Theme: Riches and Blessing
This week’s lesson teaches us how sacrifice brings blessing.
Jesus said to them, “I tell you the truth, at the renewal of all things, when the Son of Man sits on his glorious throne, you who have followed me will also sit on twelve thrones, judging the twelve tribes of Israel. And everyone who has left houses or brothers or sisters or father or mother or children or fields for my sake will receive a hundred times as much and will inherit eternal life. But many who are first will be last, and many who are last will be first.
In spite of these obvious qualifications, Christ’s promise of homes, family and fields is an encouragement for those willing to serve him. It tells us that God is good and that he is no man’s debtor. Sometimes the idea that “God is no man’s debtor” has been used wrongly to try to control God, as it were.
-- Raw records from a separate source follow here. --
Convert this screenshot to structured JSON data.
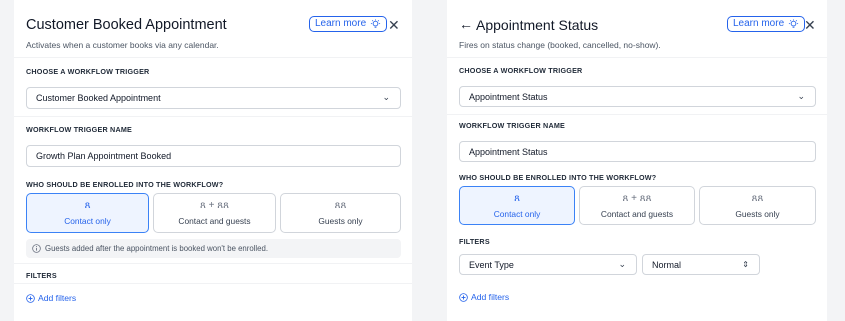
{
  "left": {
    "title": "Customer Booked Appointment",
    "subtitle": "Activates when a customer books via any calendar.",
    "learn_more": "Learn more",
    "close": "✕",
    "trigger_section": "CHOOSE A WORKFLOW TRIGGER",
    "trigger_value": "Customer Booked Appointment",
    "name_section": "WORKFLOW TRIGGER NAME",
    "name_value": "Growth Plan Appointment Booked",
    "enroll_section": "WHO SHOULD BE ENROLLED INTO THE WORKFLOW?",
    "options": [
      {
        "label": "Contact only",
        "icon": "person-icon",
        "selected": true
      },
      {
        "label": "Contact and guests",
        "icon": "person-plus-group-icon",
        "selected": false
      },
      {
        "label": "Guests only",
        "icon": "group-icon",
        "selected": false
      }
    ],
    "info_note": "Guests added after the appointment is booked won't be enrolled.",
    "filters_section": "FILTERS",
    "add_filters": "Add filters"
  },
  "right": {
    "back": "←",
    "title": "Appointment Status",
    "subtitle": "Fires on status change (booked, cancelled, no-show).",
    "learn_more": "Learn more",
    "close": "✕",
    "trigger_section": "CHOOSE A WORKFLOW TRIGGER",
    "trigger_value": "Appointment Status",
    "name_section": "WORKFLOW TRIGGER NAME",
    "name_value": "Appointment Status",
    "enroll_section": "WHO SHOULD BE ENROLLED INTO THE WORKFLOW?",
    "options": [
      {
        "label": "Contact only",
        "icon": "person-icon",
        "selected": true
      },
      {
        "label": "Contact and guests",
        "icon": "person-plus-group-icon",
        "selected": false
      },
      {
        "label": "Guests only",
        "icon": "group-icon",
        "selected": false
      }
    ],
    "filters_section": "FILTERS",
    "filter_field": "Event Type",
    "filter_value": "Normal",
    "add_filters": "Add filters"
  },
  "colors": {
    "accent": "#2563eb",
    "selected_bg": "#eef4ff",
    "border": "#d1d5db"
  }
}
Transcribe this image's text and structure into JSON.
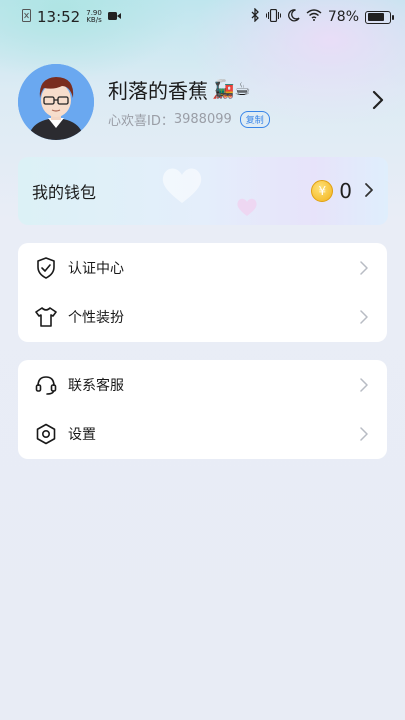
{
  "status_bar": {
    "time": "13:52",
    "net_speed_value": "7.90",
    "net_speed_unit": "KB/s",
    "battery_percent": "78%",
    "battery_level": 0.78,
    "icons": [
      "sim-icon",
      "video-icon",
      "bluetooth-icon",
      "vibrate-icon",
      "moon-icon",
      "wifi-icon",
      "battery-icon"
    ]
  },
  "profile": {
    "nickname": "利落的香蕉",
    "nickname_emoji": "🚂☕",
    "id_label": "心欢喜ID：",
    "id_value": "3988099",
    "copy_label": "复制"
  },
  "wallet": {
    "label": "我的钱包",
    "balance": "0",
    "coin_symbol": "¥"
  },
  "menu_group_1": [
    {
      "label": "认证中心",
      "icon": "shield-check-icon"
    },
    {
      "label": "个性装扮",
      "icon": "tshirt-icon"
    }
  ],
  "menu_group_2": [
    {
      "label": "联系客服",
      "icon": "headset-icon"
    },
    {
      "label": "设置",
      "icon": "settings-icon"
    }
  ],
  "colors": {
    "accent_blue": "#3a86e8",
    "coin_gold": "#f2b21a",
    "card_bg": "#ffffff",
    "page_bg": "#e8ecf5"
  }
}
People have suggested that if we do so-and-so, then God is obliged to do so-and-so for us. That is manipulative, and the text does not support this view. However, properly received, it does encourage us to serve God in Christ’s service, knowing that we will be blessed for it. There are several important grounds for this encouragement.
1. Great blessings. One thing that keeps many from following Jesus—the rich young ruler is an example—is the feeling that the cost of following him is too high. We would have to give up “too much.” Matthew 19:28-29 teaches that the blessings to be found in Christ’s service are greater than the blessings we could have without it. The rich young man was unwilling to give up his possessions. He loved them more than Jesus, and he could not be saved without loving God with all his heart and soul and mind and strength. However, if he had followed Christ, turning his back on his wealth, what this text teaches is that Jesus would have blessed him a hundred times over, possibly with a home, a large family and fields. He could not be certain of the form Christ’s blessing would take. He might have been called to a life of itinerant ministry, as Paul was. But whatever the form of his service, the blessings he would receive would be many times greater than he could have given up.
In other words, one must address Christians and not unbelievers to get a true perspective on this promise.
2. Secure blessings. It is not only the greatness of the blessings promised by Jesus that encourages us in his service. Their security encourages us too. The young man turned away from Christ because he was unwilling to part with his possessions, but it is an irony of the story that he turned from possessions which were certain to possessions which were at best uncertain. His possessions may have been lost before the year was out. His gold may have been stolen. He may have forfeited his lands. As was the case with prodigal son, his friends may have grown cold and abandoned him.
This point can be made the other way. God may allow the ungodly to amass great wealth to their destruction. As for Christians, if you belong to Christ and put riches (or anything else) before service to Christ, God may take away your wealth until you repent and turn to him. However, if you are a follower of Christ and place him first in everything, you can be sure that whatever possessions God wants you to have will be safe.
3. Blessings that are blessed. The third reason why the promise of Matthew 18:28-29 encourages us to serve Jesus is that the blessings promised by Jesus are themselves blessed by God in the sense that his favor rests on them and his divine power makes them effective in assisting other people. To be blessed in this way is to be twice blessed, because the one receiving the gift is blessed along with the giver. But remember, the promise is for those who are following after Jesus Christ. The promise is great. It is an encouragement to trust God and serve Christ. But it is for those who have turned from all lesser loyalties to serve him and not for those who have turned back to their possessions, as the young man did. To these alone God promises homes, parents, children, friends and fields—with persecutions—and in the age to come eternal life.
How does a proper understanding of God as no man‘s debtor encourage us?
How does the rich ruler’s story remind us that we can have security in God’s blessings.
How are God’s blessings blessed?